But the general idea is for your dog to consume between 362 and 558 calories per day.
And since most of those calories should come from a complete and balanced toy breed dog food, you can start to see how carefully you will have to work bananas into the treat rotation to avoid causing your dog to gain weight.
Calculate How Many Banana Treat Calories Your Shih Tzu Consumes
According to Preventative Vet, you should make sure that at least 90 percent of your Shih Tzu’s daily diet, or caloric intake for that day, comes from treat foods.
The rest should come from complete and balanced dog food that is appropriate to a toy-sized dog breed like the Shih Tzu. (If you are a first-time Shih Tzu owner, your dog’s veterinarian can offer guidance about the best dog food to offer.)
From reading through the previous section here, you now know that based on your dog’s size, you should be aiming for anywhere from 362 to 558 calories per day (assuming your dog weighs between nine and 16 pounds).
This means that 90 percent of the calories you serve, or anywhere from 325 to 502 calories, should come from your dog’s staple food.
This doesn’t leave a huge margin for offering treat foods. Again, depending on your dog’s weight, treats should comprise just 36 to 56 calories per day.
The average banana contains 105 calories, which means you can never feed a whole banana without throwing off the balance of your dog’s daily complete and balanced nutrient intake.
A very large banana might contain nearly double that amount of calories, while a very small banana might be half that number of calories.
So you always have to adjust based on the 90 percent of calories that your Shih Tzu should be getting from their dog food and the number of calories coming from other treat foods you are also offering.
This is why it can be smart to offer banana as part of a weekly treat food rotation, so your dog gets the nutritional benefits without the risk of gaining too much weight from too many treats.
Know the Dangers of Feeding Banana to Your Shih Tzu
There are also some known risks of feeding a banana to your Shih Tzu, which we cover in this section.
Don’t ever offer the peel
The banana peel might not pose a significant health threat to a large dog breed. But to a tiny dog like the Shih Tzu, consuming any amount of banana peel could lead to a choking risk or an intestinal impaction.
Don’t let your dog eat too much banana
As we mentioned in the previous section here, if your Shih Tzu eats too much banana on top of their regular daily portion of dog food, there is a risk of weight gain as well as a nutritional imbalance.
Fun Dog-Friendly Banana Recipes to Try
In addition to feeding your Shih Tzu tasty raw plain banana rounds, you might want to try out these fun canine-friendly recipes.
Crunchy banana chips
Many health food stores sell banana chips, but you can also make your own by slicing the bananas very thinly and dip each one in un-sweetened fruit juice. This recipe from Snoot and Toebeans is perfect for dogs to enjoy.
Frozen banana treats

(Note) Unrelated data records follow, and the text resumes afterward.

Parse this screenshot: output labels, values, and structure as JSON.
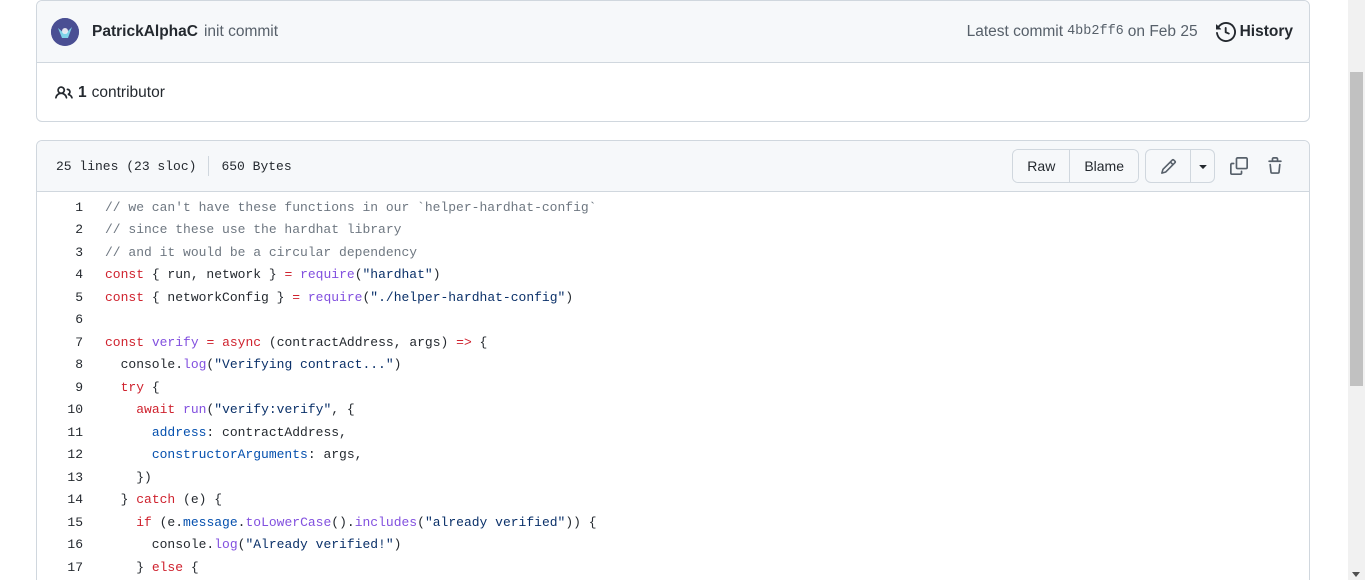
{
  "commit": {
    "author": "PatrickAlphaC",
    "message": "init commit",
    "latest_label": "Latest commit",
    "sha": "4bb2ff6",
    "date": "on Feb 25",
    "history_label": "History"
  },
  "contributors": {
    "count": "1",
    "label": "contributor"
  },
  "file": {
    "lines_info": "25 lines (23 sloc)",
    "size": "650 Bytes",
    "raw_label": "Raw",
    "blame_label": "Blame"
  },
  "icons": {
    "avatar": "avatar-image",
    "history": "history-icon",
    "contributors": "people-icon",
    "edit": "pencil-icon",
    "dropdown": "triangle-down-icon",
    "copy": "copy-icon",
    "delete": "trash-icon"
  },
  "code_lines": [
    [
      [
        "c",
        "// we can't have these functions in our `helper-hardhat-config`"
      ]
    ],
    [
      [
        "c",
        "// since these use the hardhat library"
      ]
    ],
    [
      [
        "c",
        "// and it would be a circular dependency"
      ]
    ],
    [
      [
        "k",
        "const"
      ],
      [
        "t",
        " { run, network } "
      ],
      [
        "k",
        "="
      ],
      [
        "t",
        " "
      ],
      [
        "f",
        "require"
      ],
      [
        "t",
        "("
      ],
      [
        "s",
        "\"hardhat\""
      ],
      [
        "t",
        ")"
      ]
    ],
    [
      [
        "k",
        "const"
      ],
      [
        "t",
        " { networkConfig } "
      ],
      [
        "k",
        "="
      ],
      [
        "t",
        " "
      ],
      [
        "f",
        "require"
      ],
      [
        "t",
        "("
      ],
      [
        "s",
        "\"./helper-hardhat-config\""
      ],
      [
        "t",
        ")"
      ]
    ],
    [],
    [
      [
        "k",
        "const"
      ],
      [
        "t",
        " "
      ],
      [
        "f",
        "verify"
      ],
      [
        "t",
        " "
      ],
      [
        "k",
        "="
      ],
      [
        "t",
        " "
      ],
      [
        "k",
        "async"
      ],
      [
        "t",
        " (contractAddress, args) "
      ],
      [
        "k",
        "=>"
      ],
      [
        "t",
        " {"
      ]
    ],
    [
      [
        "t",
        "  console."
      ],
      [
        "f",
        "log"
      ],
      [
        "t",
        "("
      ],
      [
        "s",
        "\"Verifying contract...\""
      ],
      [
        "t",
        ")"
      ]
    ],
    [
      [
        "t",
        "  "
      ],
      [
        "k",
        "try"
      ],
      [
        "t",
        " {"
      ]
    ],
    [
      [
        "t",
        "    "
      ],
      [
        "k",
        "await"
      ],
      [
        "t",
        " "
      ],
      [
        "f",
        "run"
      ],
      [
        "t",
        "("
      ],
      [
        "s",
        "\"verify:verify\""
      ],
      [
        "t",
        ", {"
      ]
    ],
    [
      [
        "t",
        "      "
      ],
      [
        "p",
        "address"
      ],
      [
        "t",
        ": contractAddress,"
      ]
    ],
    [
      [
        "t",
        "      "
      ],
      [
        "p",
        "constructorArguments"
      ],
      [
        "t",
        ": args,"
      ]
    ],
    [
      [
        "t",
        "    })"
      ]
    ],
    [
      [
        "t",
        "  } "
      ],
      [
        "k",
        "catch"
      ],
      [
        "t",
        " (e) {"
      ]
    ],
    [
      [
        "t",
        "    "
      ],
      [
        "k",
        "if"
      ],
      [
        "t",
        " (e."
      ],
      [
        "p",
        "message"
      ],
      [
        "t",
        "."
      ],
      [
        "f",
        "toLowerCase"
      ],
      [
        "t",
        "()."
      ],
      [
        "f",
        "includes"
      ],
      [
        "t",
        "("
      ],
      [
        "s",
        "\"already verified\""
      ],
      [
        "t",
        ")) {"
      ]
    ],
    [
      [
        "t",
        "      console."
      ],
      [
        "f",
        "log"
      ],
      [
        "t",
        "("
      ],
      [
        "s",
        "\"Already verified!\""
      ],
      [
        "t",
        ")"
      ]
    ],
    [
      [
        "t",
        "    } "
      ],
      [
        "k",
        "else"
      ],
      [
        "t",
        " {"
      ]
    ]
  ]
}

This yummy recipe from Life, Love, and Sugar makes a tasty banana peanut butter treat for your Shih Tzu.
Oatmeal banana dog biscuits
Since not all dogs tolerate peanut butter, this oatmeal banana dog biscuits recipe from Kitchen Concoctions offers another tasty option.
Now you know how to safely add banana to your Shih Tzu’s treat rotation.